Ambassador Vyacheslav Kovalenko was recalled during a spying row in September, and Russia later imposed economic sanctions on Georgia and deported hundreds of Georgian nationals.
At a pre-departure meeting with Kovalenko today, Russian President Vladimir Putin said the first important step toward improving relations was made in December, when an agreement on Russian gas supplies in 2007 was reached. The deal more than doubled the price for gas.
"Unfortunately, we have been encountering certain problems in recent years," Putin told journalists after the meeting. However, in November of last year, the president of Georgia and I agreed that both sides would make steps aimed at normalizing our relations."
Putin also rejected Georgian accusations that Moscow is fomenting separatist movements in the Georgian regions of Abkhazia and South Ossetia.
"Our country has been playing a significant role in the settlement of the conflicts that we inherited from the past," Putin said. "And we will continue to make all necessary efforts in the future as well -- efforts that people living in those territories expect from us -- in order to resolve these problems in the best and fairest manner."
Moscow And Tbilisi
Russian military hardware being withdrawn from a Russian base in Batumi, Georgia, in August 2005 (TASS)

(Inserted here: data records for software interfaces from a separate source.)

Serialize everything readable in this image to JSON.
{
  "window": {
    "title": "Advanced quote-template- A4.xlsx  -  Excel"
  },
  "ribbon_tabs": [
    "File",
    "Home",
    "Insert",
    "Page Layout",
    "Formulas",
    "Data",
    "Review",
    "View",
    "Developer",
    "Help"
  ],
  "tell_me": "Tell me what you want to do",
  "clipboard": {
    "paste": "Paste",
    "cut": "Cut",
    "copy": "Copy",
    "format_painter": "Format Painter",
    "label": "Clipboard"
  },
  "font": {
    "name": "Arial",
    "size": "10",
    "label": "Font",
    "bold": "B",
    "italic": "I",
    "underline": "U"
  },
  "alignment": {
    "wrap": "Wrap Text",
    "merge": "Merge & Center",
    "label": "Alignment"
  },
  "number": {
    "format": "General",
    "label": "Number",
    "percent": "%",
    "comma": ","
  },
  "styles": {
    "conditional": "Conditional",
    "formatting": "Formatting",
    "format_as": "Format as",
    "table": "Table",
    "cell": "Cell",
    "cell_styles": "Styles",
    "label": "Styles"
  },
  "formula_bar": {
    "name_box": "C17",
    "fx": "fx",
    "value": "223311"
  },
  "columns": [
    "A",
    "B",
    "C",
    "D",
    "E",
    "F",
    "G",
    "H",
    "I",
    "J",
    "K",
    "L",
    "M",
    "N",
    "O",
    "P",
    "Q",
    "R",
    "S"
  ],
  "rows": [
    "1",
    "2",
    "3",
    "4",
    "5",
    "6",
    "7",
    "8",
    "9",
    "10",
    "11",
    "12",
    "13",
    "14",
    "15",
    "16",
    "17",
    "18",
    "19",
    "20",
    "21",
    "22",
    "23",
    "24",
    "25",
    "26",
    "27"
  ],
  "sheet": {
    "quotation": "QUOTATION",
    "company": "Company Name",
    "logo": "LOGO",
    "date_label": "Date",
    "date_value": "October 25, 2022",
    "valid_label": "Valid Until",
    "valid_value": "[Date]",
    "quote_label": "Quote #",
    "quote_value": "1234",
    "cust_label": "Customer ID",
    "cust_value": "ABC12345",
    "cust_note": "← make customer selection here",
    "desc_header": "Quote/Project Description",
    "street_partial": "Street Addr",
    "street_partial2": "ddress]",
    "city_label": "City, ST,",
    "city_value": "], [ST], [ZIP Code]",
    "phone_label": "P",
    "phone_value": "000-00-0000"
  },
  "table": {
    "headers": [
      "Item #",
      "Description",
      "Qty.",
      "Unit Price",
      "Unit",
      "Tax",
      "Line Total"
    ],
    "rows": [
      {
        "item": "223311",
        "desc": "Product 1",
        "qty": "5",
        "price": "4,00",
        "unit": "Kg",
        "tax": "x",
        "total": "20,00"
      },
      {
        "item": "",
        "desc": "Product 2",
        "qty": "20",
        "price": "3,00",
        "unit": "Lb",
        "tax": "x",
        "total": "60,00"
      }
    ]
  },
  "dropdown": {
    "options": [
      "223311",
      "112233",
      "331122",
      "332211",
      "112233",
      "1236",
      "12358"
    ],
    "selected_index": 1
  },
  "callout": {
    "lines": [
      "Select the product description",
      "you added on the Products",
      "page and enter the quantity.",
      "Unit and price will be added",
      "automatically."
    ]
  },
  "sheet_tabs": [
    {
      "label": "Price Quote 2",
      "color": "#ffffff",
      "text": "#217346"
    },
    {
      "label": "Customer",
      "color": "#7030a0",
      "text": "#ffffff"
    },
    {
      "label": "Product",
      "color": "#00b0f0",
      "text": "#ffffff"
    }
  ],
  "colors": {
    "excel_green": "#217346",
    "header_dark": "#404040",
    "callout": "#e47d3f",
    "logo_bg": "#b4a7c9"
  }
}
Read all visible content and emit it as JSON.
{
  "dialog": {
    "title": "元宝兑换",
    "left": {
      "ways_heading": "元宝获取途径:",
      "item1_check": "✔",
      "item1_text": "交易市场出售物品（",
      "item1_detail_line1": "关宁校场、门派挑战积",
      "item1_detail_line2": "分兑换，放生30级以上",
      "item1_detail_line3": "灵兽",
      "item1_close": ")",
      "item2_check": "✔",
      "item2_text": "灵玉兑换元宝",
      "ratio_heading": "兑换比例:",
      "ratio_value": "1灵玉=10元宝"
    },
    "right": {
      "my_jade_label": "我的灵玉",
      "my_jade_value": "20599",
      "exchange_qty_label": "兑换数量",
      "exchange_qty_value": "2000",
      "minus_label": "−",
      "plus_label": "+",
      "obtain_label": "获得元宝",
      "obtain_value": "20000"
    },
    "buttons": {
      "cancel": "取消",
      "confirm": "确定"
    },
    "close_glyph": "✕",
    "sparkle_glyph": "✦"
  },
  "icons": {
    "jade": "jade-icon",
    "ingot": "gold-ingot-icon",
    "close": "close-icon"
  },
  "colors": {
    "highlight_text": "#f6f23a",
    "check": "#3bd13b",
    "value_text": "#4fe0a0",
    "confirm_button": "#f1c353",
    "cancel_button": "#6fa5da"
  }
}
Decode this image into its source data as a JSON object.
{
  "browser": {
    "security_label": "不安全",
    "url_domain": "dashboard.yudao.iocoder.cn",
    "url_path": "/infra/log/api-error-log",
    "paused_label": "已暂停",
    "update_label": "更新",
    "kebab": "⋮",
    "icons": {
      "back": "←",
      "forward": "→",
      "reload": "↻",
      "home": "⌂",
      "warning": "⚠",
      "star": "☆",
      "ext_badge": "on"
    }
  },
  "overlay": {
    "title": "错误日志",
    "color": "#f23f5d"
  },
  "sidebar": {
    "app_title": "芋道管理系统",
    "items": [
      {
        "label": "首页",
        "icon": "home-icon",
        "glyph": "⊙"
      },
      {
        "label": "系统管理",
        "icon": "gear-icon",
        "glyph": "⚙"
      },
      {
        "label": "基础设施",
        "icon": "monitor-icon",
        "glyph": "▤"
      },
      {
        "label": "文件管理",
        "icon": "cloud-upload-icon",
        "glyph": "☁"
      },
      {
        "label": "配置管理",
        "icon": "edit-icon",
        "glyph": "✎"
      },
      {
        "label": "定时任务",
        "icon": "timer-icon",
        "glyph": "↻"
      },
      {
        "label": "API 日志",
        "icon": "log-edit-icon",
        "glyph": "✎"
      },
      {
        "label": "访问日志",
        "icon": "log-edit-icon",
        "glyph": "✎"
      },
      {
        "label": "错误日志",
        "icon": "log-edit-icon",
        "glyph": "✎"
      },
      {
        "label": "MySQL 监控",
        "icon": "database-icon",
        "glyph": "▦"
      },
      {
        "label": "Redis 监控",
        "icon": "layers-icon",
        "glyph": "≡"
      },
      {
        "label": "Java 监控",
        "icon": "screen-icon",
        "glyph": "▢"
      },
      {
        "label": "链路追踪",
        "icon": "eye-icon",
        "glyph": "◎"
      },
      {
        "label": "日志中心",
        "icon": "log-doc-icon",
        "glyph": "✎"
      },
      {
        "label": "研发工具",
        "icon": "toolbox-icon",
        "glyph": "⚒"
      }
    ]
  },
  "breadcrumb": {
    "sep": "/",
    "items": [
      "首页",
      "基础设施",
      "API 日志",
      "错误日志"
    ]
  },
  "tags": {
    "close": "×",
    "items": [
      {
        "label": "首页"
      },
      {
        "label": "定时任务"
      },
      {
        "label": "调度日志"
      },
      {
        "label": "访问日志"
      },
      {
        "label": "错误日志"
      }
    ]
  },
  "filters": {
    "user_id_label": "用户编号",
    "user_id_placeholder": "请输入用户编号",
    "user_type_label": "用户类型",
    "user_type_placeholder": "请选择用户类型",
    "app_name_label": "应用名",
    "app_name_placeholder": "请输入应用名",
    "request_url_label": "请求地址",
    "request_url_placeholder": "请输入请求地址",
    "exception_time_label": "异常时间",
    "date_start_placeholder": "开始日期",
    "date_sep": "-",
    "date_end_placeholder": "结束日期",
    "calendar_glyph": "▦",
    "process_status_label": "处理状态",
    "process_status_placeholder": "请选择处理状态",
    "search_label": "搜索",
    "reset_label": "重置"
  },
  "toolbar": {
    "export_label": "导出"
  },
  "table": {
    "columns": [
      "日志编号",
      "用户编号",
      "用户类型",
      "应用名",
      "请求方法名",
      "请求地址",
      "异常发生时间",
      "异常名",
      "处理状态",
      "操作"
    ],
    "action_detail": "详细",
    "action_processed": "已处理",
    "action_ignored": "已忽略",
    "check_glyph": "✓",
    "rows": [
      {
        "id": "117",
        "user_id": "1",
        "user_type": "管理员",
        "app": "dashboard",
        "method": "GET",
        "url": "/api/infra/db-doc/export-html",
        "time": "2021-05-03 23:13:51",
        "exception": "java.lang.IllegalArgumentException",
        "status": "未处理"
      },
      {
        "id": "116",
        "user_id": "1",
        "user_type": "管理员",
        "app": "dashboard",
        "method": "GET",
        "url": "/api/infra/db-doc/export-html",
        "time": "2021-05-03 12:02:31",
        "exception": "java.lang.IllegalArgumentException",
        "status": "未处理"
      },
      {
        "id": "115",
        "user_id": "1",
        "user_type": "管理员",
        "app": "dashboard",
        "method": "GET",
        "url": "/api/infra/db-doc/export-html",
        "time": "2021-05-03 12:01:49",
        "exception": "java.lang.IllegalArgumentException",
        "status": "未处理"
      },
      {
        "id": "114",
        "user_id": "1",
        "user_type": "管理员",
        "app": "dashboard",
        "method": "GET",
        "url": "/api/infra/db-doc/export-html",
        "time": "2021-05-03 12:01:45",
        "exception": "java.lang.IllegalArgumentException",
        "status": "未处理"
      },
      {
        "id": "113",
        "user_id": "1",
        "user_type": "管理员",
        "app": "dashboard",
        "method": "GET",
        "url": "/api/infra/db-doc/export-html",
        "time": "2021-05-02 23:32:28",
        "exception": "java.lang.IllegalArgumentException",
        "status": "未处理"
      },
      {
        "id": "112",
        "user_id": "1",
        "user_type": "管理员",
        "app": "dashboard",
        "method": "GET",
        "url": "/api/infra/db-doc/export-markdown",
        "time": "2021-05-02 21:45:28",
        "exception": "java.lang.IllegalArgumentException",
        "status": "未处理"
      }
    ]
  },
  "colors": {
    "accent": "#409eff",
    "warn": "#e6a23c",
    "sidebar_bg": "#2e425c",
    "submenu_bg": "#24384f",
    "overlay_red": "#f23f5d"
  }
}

WHAT COMES NEXT? Although Russia is unlikely to push an aggressive military response to the current tensions with Georgia, it has a number of economic, political, and diplomatic options at its disposal. Already on October 1, Russian President Vladimir Putin summoned his inner circle to weigh Moscow's options... (more)